Posted by Andrew Unterberger on October 7, 2008
Happy trails, factual inaccuracy
It’s a shallow, and likely oft-made observation, but it always bowls me over just how little difference there is between political news coverage and sports news coverage. There have been so many times since the primaries that I’ve walked from my room with ESPN on the TV to my roommate watching CNN in our living room, and barely noticed a difference. The tickers look the same, the post-game discussions sound the same, and the redundancy is similarly egregious. It’s probably not coincidental, and I’m sure both have made changes over the years to be more like the other, but it’s still fairly jarring. Not that that’s necessarily a bad thing–in fact, rather than wonder what steps should be made to differentiate the two, however, I ask in what ways they need to be even more similar. And the most obvious answer to me is the need for a Tony Reali figure in political debate.
Now, fans of rush hour ESPN might assume that by this, I mean that debates need a hands-on moderator like the one Reali serves as on Around the Horn. And indeed, it is tempting to picture last week’s Biden / Palin debate with more third-party feedback than that hypnotic graph on the bottom of the screen, supposedly tracing the second-by-second approval ratings of undecided male and female voters to subjects like gay marriage and third graders staying up late. Imagine this debate with Reali there, adding and subtracting points from the candidates’ tallies in real time, making snarky remarks in response to tired or unpersuasive arguments, and finger perpetually on the mute button in case one of them goes completely off the rails. Can’t pretend like that wouldn’t make for more compelling television, can we?
But rather than be that drastic, I’d say it would suffice just to have a Reali-type figure based on his role in Pardon the Interruption, in which he plays the fact-checking Stat Boy, appearing at the end of the program to correct inaccurate assertions made by hosts Tony Kornheiser and Michael Wilbon. My friends and I have often joked about how we wished we had a Reali to close out our pop culutre and statistic-heavy conversations, settling debates by offering helpful tidbits like “Actually, Anna Paquin was only the THIRD youngest actor to ever be nominated for an Oscar–Haley Joel Osment was 11, and Justin Henry was all of eight when he got his first nod…and Kim Carnes’ ‘Bette Davis Eyes’ only spent nine weeks on top of the charts, a week less than the duration of Olivia Newton John’s ‘Physical’.”
So imagine what he could do for a presidential debate?

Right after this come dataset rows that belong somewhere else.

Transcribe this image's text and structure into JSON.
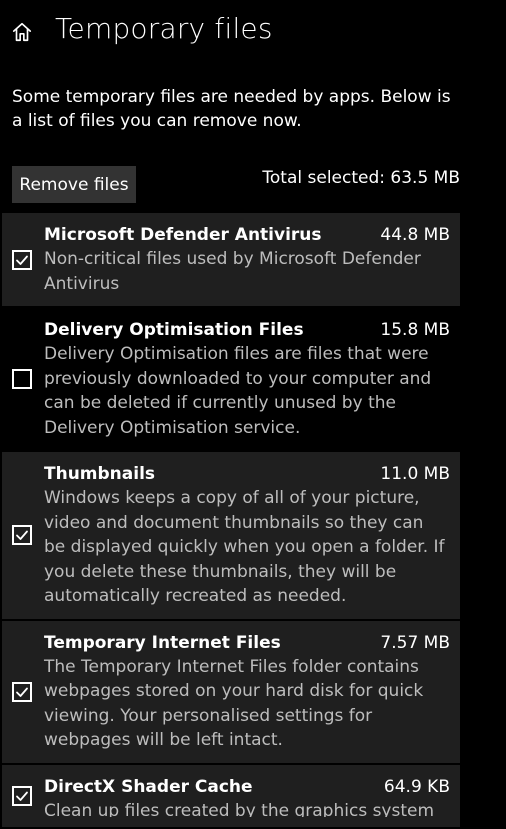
{
  "header": {
    "title": "Temporary files",
    "home_icon": "home-icon"
  },
  "intro": {
    "text": "Some temporary files are needed by apps. Below is a list of files you can remove now."
  },
  "actions": {
    "remove_label": "Remove files",
    "total_label": "Total selected: 63.5 MB"
  },
  "items": [
    {
      "name": "Microsoft Defender Antivirus",
      "size": "44.8 MB",
      "description": "Non-critical files used by Microsoft Defender Antivirus",
      "checked": true
    },
    {
      "name": "Delivery Optimisation Files",
      "size": "15.8 MB",
      "description": "Delivery Optimisation files are files that were previously downloaded to your computer and can be deleted if currently unused by the Delivery Optimisation service.",
      "checked": false
    },
    {
      "name": "Thumbnails",
      "size": "11.0 MB",
      "description": "Windows keeps a copy of all of your picture, video and document thumbnails so they can be displayed quickly when you open a folder. If you delete these thumbnails, they will be automatically recreated as needed.",
      "checked": true
    },
    {
      "name": "Temporary Internet Files",
      "size": "7.57 MB",
      "description": "The Temporary Internet Files folder contains webpages stored on your hard disk for quick viewing. Your personalised settings for webpages will be left intact.",
      "checked": true
    },
    {
      "name": "DirectX Shader Cache",
      "size": "64.9 KB",
      "description": "Clean up files created by the graphics system",
      "checked": true
    }
  ],
  "colors": {
    "background": "#000000",
    "selected_row": "#1f1f1f",
    "button": "#333333",
    "secondary_text": "#bdbdbd"
  }
}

During each of these, a whole slue of stat-related assertions get thrown out for which most people couldn’t possibly have a clue of the actual accuracy. Some might say that the candidates purposefully take advantage of that ignorance to throw out their own crooked numbers, but really, could you even blame them if they just couldn’t keep all the stats straight? So why not have a crack team in the CNN research room to check the veracity of all the number-related assertions–maybe tape delay the debate 15-20 minutes if they need a little time to do so–and then at the end of the debate, one of the candidates calls out “Time to find out where we messed up. Reali!”
“Actually, Senator McCain only voted against alternative energy 15 times, and a couple of those were as riders on other bills…and the average schoolteacher now makes 35-40 thousand dollars a year, not the 30-35 that Senator Obama suggests…and this is actually only the fifth most important election our viewers will vote in in their lifetimes, behind 1984, 2000, 2020 and 2032…”
If the public gets statistical accountability in sports, they probably deserve it in politics too, I’d say.